“I looked at it as a time to train and understand … the process and I must say I do feel like I am ready to sit on the board now beyond a doubt,” said Klecker, who’s a field manager at the ASE Education Foundation, an organization that accredits automotive technology education programs.

Williams, a former Republican state representative, declined to comment when contacted by a reporter, and the letter she submitted to the board did not state a reason for her resignation.

The end-year-resignations on Wisconsin’s technical college system board mirror another more high profile resignation from a state board. Dentist Fred Prehn gave his notice effective Dec. 30, clearing the way for conservationist Sandy Naas to take her seat on the board more than a year after Evers appointed her.
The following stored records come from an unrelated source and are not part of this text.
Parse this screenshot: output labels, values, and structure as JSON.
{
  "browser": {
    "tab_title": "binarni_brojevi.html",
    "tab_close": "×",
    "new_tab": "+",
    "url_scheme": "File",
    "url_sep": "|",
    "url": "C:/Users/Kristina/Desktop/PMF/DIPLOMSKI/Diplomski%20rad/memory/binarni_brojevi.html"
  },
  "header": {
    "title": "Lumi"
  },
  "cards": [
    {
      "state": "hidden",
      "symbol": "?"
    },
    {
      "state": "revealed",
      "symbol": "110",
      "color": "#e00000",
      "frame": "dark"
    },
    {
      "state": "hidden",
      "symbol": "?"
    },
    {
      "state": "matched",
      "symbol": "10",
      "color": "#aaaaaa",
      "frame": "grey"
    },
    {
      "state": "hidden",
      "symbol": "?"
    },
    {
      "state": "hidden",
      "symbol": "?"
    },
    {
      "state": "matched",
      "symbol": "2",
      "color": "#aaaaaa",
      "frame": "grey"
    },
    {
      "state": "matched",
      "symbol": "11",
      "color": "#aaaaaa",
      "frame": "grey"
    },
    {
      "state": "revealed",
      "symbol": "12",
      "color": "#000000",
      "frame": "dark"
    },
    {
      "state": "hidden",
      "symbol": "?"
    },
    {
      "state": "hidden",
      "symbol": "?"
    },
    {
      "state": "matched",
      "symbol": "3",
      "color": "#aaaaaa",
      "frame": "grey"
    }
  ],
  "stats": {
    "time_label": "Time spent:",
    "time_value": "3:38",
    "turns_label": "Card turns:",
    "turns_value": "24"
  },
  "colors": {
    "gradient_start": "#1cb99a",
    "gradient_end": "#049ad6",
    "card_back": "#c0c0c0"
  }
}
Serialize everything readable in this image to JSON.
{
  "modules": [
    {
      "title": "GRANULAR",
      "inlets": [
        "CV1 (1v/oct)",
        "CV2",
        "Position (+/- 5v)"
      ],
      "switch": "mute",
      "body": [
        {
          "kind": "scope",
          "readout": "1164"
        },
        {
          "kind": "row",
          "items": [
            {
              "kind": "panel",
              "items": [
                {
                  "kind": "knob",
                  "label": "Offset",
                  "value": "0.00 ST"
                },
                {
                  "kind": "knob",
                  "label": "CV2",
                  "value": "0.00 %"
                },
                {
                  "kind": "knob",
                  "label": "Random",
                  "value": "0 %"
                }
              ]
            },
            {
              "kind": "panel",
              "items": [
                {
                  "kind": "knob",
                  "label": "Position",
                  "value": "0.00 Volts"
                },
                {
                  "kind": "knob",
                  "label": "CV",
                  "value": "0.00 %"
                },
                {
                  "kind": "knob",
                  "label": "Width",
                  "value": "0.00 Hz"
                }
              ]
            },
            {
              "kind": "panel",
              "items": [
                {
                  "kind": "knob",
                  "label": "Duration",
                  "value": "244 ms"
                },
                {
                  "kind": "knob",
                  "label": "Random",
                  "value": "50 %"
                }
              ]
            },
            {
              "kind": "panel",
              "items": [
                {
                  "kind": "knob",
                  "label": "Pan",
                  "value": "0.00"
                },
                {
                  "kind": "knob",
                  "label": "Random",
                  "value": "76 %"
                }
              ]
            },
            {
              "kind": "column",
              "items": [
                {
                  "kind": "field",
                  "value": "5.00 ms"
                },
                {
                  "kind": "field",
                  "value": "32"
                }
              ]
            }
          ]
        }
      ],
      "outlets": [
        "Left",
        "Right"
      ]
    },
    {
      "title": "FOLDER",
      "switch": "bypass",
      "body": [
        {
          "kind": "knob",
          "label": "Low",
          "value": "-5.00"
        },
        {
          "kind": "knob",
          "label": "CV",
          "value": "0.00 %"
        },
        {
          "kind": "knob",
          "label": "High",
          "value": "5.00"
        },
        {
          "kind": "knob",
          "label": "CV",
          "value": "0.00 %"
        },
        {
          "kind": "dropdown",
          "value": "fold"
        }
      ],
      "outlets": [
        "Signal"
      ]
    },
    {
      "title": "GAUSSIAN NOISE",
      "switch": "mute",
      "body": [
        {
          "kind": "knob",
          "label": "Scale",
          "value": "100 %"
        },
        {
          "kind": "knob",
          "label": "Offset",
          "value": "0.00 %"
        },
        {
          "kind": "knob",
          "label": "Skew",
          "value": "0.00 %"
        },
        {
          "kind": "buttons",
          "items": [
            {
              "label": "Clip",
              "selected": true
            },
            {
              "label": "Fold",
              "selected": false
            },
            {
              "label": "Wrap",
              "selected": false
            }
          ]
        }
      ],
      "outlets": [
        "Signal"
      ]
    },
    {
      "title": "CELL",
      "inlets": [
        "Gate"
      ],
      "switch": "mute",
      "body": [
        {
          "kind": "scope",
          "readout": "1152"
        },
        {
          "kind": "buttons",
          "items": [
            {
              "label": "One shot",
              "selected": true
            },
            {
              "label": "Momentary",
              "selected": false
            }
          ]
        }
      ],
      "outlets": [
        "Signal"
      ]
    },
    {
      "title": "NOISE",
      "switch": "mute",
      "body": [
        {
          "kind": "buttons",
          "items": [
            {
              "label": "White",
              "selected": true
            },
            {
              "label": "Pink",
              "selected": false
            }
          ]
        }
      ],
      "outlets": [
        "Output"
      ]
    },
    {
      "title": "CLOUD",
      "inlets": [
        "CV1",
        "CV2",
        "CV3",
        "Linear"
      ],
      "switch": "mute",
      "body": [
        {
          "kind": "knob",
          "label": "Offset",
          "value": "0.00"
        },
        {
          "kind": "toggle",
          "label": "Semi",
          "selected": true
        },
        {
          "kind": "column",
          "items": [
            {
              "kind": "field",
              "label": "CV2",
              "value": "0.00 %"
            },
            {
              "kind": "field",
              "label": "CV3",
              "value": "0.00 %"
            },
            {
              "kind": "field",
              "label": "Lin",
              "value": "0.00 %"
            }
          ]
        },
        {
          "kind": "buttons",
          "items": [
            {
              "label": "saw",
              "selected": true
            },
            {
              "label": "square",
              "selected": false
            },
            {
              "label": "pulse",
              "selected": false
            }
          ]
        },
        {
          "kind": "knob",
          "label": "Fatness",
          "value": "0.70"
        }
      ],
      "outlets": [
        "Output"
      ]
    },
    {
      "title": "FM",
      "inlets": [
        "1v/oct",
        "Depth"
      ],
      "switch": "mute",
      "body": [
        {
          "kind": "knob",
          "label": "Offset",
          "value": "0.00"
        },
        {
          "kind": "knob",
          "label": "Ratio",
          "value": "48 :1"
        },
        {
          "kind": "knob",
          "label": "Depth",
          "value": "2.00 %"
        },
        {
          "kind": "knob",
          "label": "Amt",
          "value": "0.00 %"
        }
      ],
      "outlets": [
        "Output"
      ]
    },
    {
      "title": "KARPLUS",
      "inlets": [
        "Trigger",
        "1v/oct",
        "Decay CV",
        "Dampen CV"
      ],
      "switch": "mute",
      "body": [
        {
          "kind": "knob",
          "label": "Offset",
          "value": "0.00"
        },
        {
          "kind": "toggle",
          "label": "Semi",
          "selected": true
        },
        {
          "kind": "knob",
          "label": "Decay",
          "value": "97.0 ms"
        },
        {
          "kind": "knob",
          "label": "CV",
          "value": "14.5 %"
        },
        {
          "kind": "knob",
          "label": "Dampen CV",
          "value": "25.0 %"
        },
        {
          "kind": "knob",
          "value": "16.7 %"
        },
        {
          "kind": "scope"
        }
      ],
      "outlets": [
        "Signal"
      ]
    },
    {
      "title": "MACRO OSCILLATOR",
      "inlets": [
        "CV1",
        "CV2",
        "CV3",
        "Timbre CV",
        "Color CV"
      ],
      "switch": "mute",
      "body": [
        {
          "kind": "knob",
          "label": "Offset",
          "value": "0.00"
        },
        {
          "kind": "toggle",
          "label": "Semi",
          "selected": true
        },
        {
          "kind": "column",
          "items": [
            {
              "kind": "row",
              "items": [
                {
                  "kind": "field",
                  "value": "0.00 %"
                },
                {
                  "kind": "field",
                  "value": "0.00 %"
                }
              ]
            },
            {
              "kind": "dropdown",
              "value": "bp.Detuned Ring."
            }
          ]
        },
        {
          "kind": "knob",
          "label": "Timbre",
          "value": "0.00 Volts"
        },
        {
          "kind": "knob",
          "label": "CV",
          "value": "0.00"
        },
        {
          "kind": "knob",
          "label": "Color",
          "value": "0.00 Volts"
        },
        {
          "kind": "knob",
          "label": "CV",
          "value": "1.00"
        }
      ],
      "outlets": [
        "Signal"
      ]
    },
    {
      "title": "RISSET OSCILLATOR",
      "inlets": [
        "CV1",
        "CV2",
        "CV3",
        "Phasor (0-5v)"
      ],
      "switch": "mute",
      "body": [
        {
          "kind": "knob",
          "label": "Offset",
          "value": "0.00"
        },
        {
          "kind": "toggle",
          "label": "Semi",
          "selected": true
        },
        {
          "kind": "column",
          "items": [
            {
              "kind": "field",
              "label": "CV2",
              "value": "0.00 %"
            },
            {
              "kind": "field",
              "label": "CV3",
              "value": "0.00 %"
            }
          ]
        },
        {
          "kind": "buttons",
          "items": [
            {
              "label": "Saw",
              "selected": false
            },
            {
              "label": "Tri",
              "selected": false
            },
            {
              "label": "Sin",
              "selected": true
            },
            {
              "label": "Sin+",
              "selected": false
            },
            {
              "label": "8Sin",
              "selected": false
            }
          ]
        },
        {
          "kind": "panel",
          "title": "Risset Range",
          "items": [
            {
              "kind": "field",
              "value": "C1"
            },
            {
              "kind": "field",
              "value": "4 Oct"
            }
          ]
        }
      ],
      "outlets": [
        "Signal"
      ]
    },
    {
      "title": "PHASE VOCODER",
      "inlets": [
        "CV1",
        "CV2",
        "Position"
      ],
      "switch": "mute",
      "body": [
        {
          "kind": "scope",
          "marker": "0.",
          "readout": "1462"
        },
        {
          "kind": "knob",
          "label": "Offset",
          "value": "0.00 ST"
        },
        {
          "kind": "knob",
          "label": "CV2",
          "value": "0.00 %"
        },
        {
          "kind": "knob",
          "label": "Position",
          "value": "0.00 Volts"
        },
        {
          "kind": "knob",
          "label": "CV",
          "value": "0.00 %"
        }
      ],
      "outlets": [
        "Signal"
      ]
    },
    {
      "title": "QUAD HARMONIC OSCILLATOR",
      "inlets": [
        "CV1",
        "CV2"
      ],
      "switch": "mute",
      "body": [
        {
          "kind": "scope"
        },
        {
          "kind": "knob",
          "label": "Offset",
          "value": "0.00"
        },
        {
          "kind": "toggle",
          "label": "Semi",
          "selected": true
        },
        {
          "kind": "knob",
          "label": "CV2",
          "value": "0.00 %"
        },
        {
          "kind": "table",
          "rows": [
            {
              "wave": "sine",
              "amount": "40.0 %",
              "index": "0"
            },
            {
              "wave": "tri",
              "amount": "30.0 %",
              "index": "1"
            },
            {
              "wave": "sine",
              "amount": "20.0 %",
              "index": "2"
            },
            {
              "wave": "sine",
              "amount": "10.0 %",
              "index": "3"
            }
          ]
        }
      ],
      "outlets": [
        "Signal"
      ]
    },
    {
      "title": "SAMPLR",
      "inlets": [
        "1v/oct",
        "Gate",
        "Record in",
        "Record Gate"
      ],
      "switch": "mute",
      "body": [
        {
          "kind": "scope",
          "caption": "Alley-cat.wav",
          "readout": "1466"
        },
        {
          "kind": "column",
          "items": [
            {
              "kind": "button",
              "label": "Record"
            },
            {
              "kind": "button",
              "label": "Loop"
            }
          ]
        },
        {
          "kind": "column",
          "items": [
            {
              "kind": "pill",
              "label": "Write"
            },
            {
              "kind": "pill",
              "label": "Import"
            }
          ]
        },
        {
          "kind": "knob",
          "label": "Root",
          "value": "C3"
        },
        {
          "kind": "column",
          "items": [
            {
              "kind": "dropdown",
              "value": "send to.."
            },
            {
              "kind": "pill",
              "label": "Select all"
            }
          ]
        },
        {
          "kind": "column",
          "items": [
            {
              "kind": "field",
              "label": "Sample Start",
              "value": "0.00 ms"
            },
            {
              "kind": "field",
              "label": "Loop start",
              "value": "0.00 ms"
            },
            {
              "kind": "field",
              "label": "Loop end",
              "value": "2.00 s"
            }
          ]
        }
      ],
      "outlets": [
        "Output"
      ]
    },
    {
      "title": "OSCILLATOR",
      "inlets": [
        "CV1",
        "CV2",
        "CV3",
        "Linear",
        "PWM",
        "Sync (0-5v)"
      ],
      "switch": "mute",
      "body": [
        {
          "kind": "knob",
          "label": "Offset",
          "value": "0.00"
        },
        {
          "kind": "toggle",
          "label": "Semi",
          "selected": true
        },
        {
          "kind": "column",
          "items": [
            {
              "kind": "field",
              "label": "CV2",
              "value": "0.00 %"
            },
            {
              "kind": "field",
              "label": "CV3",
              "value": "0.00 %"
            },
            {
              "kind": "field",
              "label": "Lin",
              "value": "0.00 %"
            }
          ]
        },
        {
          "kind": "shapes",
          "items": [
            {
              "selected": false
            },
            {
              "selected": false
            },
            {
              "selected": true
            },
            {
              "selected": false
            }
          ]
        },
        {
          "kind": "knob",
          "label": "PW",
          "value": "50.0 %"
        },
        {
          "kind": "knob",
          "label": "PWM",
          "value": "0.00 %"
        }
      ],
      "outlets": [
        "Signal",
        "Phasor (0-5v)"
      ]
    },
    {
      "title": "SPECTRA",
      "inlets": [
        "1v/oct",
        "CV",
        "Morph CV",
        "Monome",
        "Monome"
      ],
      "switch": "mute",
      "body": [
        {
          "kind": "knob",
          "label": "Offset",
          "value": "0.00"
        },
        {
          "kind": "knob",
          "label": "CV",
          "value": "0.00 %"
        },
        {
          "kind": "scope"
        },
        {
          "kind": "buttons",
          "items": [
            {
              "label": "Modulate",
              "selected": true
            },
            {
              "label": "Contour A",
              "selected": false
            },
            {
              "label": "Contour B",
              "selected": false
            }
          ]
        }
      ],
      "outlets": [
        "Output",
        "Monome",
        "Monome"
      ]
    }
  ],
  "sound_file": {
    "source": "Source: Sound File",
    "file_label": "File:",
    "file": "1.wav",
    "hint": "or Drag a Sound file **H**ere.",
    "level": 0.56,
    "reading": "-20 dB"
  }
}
Prehn won a legal battle in 2021 to keep his seat after Wisconsin’s Supreme Court determined he could continue serving past his term’s designated expiration date until the Senate confirms his replacement. Prehn ended up stepping down voluntarily, however, about two months after Evers won re-election. The natural resources board sets environmental policy and has dealt with fraught issues ranging from PFAS regulations to wolf hunt quotas.

In a statement on Tuesday, Tourdout wrote that the Supreme Court decision factored into her previous plan to continue serving on the technical college board until lawmakers confirmed a replacement.

“However, in light of recent reports indicating that legislative leaders and the Evers’ administration are looking for common ground, I felt this was a good time to relinquish my seat on the Board and provide an opportunity for cooperation,” said Tourdot, who’s the vice president of the Associated Builders and Contractors of Wisconsin.

At the start of December, nearly 180 people nominated by Evers during his first term to lead state, boards and agencies and commissions had yet to be confirmed by the Senate. Evers has called on Republican leadership to stop dragging its feet on the issue, and to at least bring more appointees to a vote.

Even so, Klecker said issues decided by Wisconsin’s technical college board are rarely partisan.

“I don’t think there’s any political type decisions that are made,” he said. “I don’t think any votes would have changed whether I was on the board voting or Mary Williams.”

Levzow, a dairy farmer appointed by Walker to the technical college board, could not be reached for comment about her resignation. She’s being replaced by Paul Buhr, who is also a dairy farmer. Also joining the board to a term expiring in May 2027 is Sara Rogers of Employ Milwaukee, a workforce development agency in Milwaukee County.